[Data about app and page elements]
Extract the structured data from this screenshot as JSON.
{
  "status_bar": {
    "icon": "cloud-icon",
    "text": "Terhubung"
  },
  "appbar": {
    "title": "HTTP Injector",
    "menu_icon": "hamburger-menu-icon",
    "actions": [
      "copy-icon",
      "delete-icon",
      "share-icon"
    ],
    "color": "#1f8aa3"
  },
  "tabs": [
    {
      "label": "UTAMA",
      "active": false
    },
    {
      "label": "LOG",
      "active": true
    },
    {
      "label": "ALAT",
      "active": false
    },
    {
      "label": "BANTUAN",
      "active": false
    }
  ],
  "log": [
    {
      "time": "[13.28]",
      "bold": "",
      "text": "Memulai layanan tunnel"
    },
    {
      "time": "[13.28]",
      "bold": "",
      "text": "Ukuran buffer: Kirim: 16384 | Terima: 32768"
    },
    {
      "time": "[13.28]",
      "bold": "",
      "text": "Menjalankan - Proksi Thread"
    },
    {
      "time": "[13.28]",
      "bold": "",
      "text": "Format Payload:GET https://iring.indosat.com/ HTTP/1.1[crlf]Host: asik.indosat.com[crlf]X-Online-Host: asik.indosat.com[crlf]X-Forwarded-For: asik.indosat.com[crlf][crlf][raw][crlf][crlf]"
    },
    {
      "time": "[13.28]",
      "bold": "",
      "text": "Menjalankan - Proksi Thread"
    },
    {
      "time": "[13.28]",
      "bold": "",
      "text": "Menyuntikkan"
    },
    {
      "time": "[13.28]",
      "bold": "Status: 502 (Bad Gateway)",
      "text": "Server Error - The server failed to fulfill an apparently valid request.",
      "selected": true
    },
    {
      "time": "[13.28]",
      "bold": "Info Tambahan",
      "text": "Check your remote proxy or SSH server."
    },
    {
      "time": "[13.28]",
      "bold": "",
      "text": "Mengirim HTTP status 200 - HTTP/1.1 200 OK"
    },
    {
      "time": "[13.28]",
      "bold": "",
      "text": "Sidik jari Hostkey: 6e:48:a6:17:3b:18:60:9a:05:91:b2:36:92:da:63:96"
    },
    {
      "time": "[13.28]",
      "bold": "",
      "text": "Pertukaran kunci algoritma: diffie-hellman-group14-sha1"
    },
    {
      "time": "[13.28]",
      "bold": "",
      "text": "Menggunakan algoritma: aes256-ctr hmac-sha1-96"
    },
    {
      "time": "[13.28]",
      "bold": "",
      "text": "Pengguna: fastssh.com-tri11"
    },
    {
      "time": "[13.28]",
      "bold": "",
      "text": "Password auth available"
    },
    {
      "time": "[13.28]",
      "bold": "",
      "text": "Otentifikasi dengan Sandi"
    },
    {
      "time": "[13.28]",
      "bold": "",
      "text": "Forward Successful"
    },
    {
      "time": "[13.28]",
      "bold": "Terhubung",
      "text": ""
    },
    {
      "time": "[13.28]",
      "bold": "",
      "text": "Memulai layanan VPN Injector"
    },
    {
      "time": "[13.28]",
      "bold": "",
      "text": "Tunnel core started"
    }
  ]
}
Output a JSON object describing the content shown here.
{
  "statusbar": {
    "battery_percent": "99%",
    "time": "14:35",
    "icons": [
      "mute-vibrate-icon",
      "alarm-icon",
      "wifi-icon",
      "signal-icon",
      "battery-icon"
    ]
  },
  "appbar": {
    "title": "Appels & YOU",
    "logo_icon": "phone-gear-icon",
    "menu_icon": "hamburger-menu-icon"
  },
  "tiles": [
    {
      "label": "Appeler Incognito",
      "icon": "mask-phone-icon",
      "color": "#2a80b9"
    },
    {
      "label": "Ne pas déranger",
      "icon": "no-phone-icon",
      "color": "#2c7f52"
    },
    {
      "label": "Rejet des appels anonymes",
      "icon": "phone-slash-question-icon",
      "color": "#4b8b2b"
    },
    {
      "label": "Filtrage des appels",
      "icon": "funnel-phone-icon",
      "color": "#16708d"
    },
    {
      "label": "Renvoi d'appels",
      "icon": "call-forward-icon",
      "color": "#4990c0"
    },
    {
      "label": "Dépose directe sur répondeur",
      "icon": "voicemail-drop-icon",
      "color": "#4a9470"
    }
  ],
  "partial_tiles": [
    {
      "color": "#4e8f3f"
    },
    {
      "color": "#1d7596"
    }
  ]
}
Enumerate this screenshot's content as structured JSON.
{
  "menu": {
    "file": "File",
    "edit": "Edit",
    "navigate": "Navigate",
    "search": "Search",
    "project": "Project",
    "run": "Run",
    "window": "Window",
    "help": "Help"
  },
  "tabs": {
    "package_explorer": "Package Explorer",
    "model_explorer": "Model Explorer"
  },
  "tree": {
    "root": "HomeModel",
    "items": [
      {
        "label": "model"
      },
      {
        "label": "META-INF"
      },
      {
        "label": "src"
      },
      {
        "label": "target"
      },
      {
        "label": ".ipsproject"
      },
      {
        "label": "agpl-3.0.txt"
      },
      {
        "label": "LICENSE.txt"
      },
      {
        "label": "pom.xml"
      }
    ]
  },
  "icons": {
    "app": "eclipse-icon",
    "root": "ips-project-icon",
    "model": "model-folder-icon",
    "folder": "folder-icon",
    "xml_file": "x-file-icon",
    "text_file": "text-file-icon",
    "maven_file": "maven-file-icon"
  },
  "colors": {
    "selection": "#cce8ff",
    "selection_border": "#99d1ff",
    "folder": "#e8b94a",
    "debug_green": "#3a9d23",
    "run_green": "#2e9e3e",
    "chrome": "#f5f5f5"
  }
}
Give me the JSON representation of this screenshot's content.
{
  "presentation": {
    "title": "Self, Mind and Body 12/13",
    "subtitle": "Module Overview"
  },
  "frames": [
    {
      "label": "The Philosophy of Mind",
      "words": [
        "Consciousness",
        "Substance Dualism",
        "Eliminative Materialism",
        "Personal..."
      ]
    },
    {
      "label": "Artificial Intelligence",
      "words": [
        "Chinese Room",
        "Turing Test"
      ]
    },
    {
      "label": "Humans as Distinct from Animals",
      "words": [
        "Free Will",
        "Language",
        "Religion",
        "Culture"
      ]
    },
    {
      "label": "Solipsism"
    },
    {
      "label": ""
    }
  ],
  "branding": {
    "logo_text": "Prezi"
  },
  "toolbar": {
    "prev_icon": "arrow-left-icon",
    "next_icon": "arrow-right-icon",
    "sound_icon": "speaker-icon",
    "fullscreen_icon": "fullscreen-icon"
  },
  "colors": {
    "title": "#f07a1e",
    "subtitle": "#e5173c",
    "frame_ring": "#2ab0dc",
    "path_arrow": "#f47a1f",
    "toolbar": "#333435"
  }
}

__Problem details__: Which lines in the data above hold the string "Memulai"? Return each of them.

__Solution to this problem__:
      "text": "Memulai layanan tunnel"
      "text": "Memulai layanan VPN Injector"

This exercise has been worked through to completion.